As developer Kevin Bunker and his partners renovated the rest of the school into apartments, Bunker approached Holmes and asked if had a use for the gymnasium, which previously was home to the Bounce Zone, which featured inflatable buildings in which children could play.
"I just said this has got to be a basketball place," said Holmes, who played college basketball at UMaine-Machias and coached high school basketball in Windham.
Working with Holmes is Tony Staffiere, a Veazie native and longtime basketball coach who most recently worked as an assistant coach with the Colby College women's basketball team.
"Tony's a lot like myself, guys who love the game," Holmes said.
A former AAU state director, Holmes envisions the Gilman Street Basketball Club as a place basketball players can get top notch instruction. The facility will provide specialty clinics specific to different positions, from post play to point guard skills. Holmes feels players need more time practicing their skills and less time playing games.
"My goal, personally, is I want to start developing more of a European training model," Holmes said. "Our guys (Americans) are more athletic, but clearly not as skilled."
On Sunday, Messalonskee guard Mary Badeen spent time at the gym. Going into her senior year, Badeen said she hopes to improve her overall skills at the guard position. Badeen was one of approximately a dozen using the facility.
"I've been doing dribbling drills," Badeen said. "I'm hoping more older kids come. I'm happy for the turnout of younger kids, too."
The court was sanded down and refinished, and the stage area was transformed into a fitness center where athletes can lift weights and use other exercise equipment.
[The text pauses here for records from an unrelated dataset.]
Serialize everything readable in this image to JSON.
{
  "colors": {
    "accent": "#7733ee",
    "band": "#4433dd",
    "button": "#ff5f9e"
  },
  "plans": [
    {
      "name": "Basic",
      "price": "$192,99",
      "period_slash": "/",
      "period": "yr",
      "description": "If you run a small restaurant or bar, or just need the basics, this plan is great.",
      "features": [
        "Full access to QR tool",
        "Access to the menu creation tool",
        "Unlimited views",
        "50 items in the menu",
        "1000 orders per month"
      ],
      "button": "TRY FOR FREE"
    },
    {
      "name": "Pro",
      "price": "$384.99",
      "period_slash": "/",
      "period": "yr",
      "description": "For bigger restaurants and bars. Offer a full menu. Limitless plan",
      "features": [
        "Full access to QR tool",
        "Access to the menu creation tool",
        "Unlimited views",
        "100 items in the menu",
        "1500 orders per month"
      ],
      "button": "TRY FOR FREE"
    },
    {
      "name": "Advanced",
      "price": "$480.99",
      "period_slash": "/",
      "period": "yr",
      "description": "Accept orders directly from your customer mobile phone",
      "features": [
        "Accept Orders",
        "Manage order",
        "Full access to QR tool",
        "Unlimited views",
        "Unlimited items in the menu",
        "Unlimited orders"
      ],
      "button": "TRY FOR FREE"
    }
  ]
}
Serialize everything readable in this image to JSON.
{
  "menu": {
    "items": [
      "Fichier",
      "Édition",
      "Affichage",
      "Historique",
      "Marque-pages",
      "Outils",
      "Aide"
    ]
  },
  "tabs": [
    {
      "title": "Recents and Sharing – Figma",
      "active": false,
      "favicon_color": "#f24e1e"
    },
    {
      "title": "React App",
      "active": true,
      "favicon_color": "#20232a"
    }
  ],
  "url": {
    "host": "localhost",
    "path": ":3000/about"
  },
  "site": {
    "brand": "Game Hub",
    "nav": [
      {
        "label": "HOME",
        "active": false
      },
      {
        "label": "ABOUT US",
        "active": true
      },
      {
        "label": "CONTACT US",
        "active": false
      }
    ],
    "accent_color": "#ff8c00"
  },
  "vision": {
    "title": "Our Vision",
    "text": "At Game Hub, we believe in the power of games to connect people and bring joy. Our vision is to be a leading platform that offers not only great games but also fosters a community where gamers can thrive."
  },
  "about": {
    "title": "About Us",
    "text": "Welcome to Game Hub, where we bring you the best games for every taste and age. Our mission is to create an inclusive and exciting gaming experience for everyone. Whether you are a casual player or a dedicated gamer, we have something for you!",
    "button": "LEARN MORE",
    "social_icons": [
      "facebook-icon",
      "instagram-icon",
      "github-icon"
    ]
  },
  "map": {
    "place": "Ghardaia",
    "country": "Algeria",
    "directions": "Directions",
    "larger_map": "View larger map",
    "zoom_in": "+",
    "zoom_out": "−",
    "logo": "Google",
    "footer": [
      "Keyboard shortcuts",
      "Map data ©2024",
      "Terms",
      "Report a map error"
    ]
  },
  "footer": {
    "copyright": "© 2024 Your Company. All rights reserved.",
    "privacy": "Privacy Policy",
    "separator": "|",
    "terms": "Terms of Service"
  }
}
"The court was in awful shape," Holmes, who coaches the Maine Hoops Club AAU team, said. "I really just want to make this a spot for basketball . . . I want to work with younger kids and bring them up through."
Travis Lazarczyk -- 861-9242